Seeing Blind

An introduction to Sonar

30 Dec Seeing Blind

One of the most challenging things about fishing is knowing where to cast. Understanding fish location is crucial to maximize your chances of having a successful day on the water. Where fish hang out is generally dictated by a few common variables whether you fish rivers, lakes, ponds or the ocean. Northern Pike


All fish are opportunistic feeders. They eat when they can.  Many actively hunt down their meal and many use their environment to “lay in wait” looking to ambush their prey. Food is the single most important variable in a fish’s life.


Most fish are not able to regulate their body temperatures – they are cold blooded which means water temperature directly affects their metabolism. Depending on the species, there is an ideal temperature range for that fish.  Fish will actively move to find that optimal temperature. Depth: Many species of fish require a certain depth to be most comfortable depending on the season and their mating cycles.  Fish will constantly be on the move exploring different depths, often to regulate temperature or to hunt for food


Most fish feel comfortable around some sort of structure.  It could be a  rock pile, felled tree, floating object or even a dropoff or a submerged cliff.  Often baitfish will seek shelter in a type of structure which in turn will attract bigger fish as well, hence the start of the food chain.


Bass UnderwaterLike humans, fish need oxygen to survive.  Higher oxygenation levels are often found at creek or river-mouths and submerged springs.  Fish will naturally gravitate to highly oxygenated areas vs. “dead zones” where oxygen is low. So how do you know where to look to find these vital factors in fishing? It’s difficult to see submerged structure. Sometimes its impossible to test depth or temperature and baitfish are always moving.  Anglers rely on a piece of technology called sonar to give them the information they need to make wise, logical informed fishing decisions.  Sonar (SOund Navigation And Ranging) will show anglers food sources (baitfish) surface temperature, depth variation, bottom composition and submerged structure.

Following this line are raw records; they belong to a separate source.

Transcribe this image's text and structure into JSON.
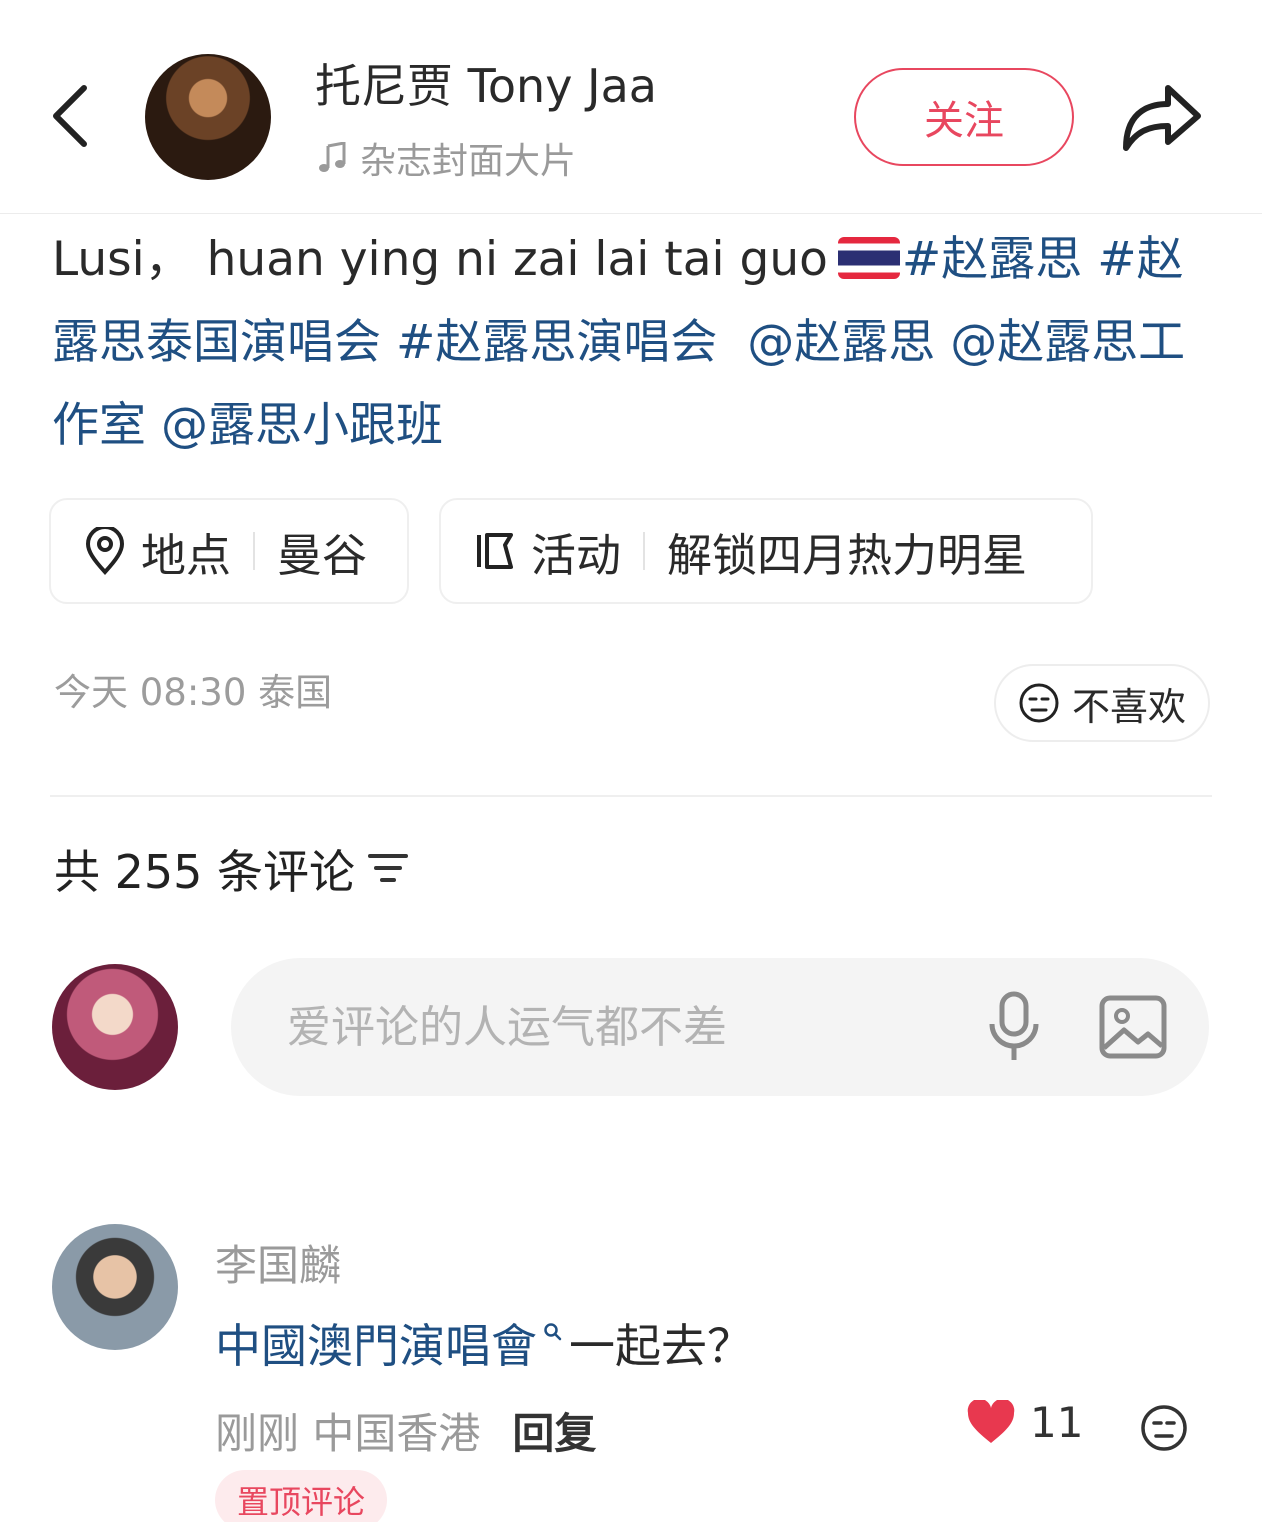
{
  "header": {
    "author_name": "托尼贾 Tony Jaa",
    "music_label": "杂志封面大片",
    "follow_label": "关注"
  },
  "caption": {
    "text": "Lusi， huan ying ni zai lai tai guo",
    "tags": [
      "#赵露思",
      "#赵露思泰国演唱会",
      "#赵露思演唱会"
    ],
    "mentions": [
      "@赵露思",
      "@赵露思工作室",
      "@露思小跟班"
    ]
  },
  "chips": {
    "location_label": "地点",
    "location_value": "曼谷",
    "activity_label": "活动",
    "activity_value": "解锁四月热力明星"
  },
  "meta": {
    "post_time": "今天 08:30 泰国",
    "dislike_label": "不喜欢"
  },
  "comments": {
    "count_label": "共 255 条评论",
    "input_placeholder": "爱评论的人运气都不差",
    "items": [
      {
        "author": "李国麟",
        "text_link": "中國澳門演唱會",
        "text_rest": "一起去？",
        "time": "刚刚",
        "location": "中国香港",
        "reply_label": "回复",
        "likes": "11",
        "badge": "置顶评论"
      }
    ]
  },
  "colors": {
    "accent": "#e8475f",
    "link": "#1f4f82",
    "muted": "#9a9a9a"
  }
}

But how does it work?

Sonar is the movement of sound; it is also called echolocation. It occurs in our world naturally and, we can make sonar.  In the natural world many animals use sonar to hunt for food, to move around and in some very rare cases, to speak to one another.  It is a way for animals to see without using their eyes.  Think about bats, dolphins, whales and some birds. Artificial sonar (made by humans) achieves the same result. Anglers use sonar to effectively map their surroundings – to see what their eyes can’t. How Sonar Works The principal by which sonar works is actually quite simple.  A sound source (bat, dolphin) sends out a sound. Receivers on the animal await the return of that sound. (echo) The time it takes for the sound to bounce back off any objects or structure and returned to the animal tells how close or far an object is. The shorter the return time the closer the object – the longer the return time the further away it is. In fresh water, sound travels nearly 1500 meters per second, way faster than it does in air and this is the reason sonar technology works so well for anglers.  It’s FAST! A sonar unit will convert electrical energy into a single high frequency sound burst using the transducer.  The transducer will then await the return of that sound burst.  That information, or the speed in which it returns is then converted into a readable visual display and shown on various devices for angler interpretation.  The speed is the key here as the transducer can’t send out the next sound until the previous one has returned.  Isn’t technology incredible? So basically, sonar units tell anglers everything they need to know where to cast. Next: How to read your Sonar Unit.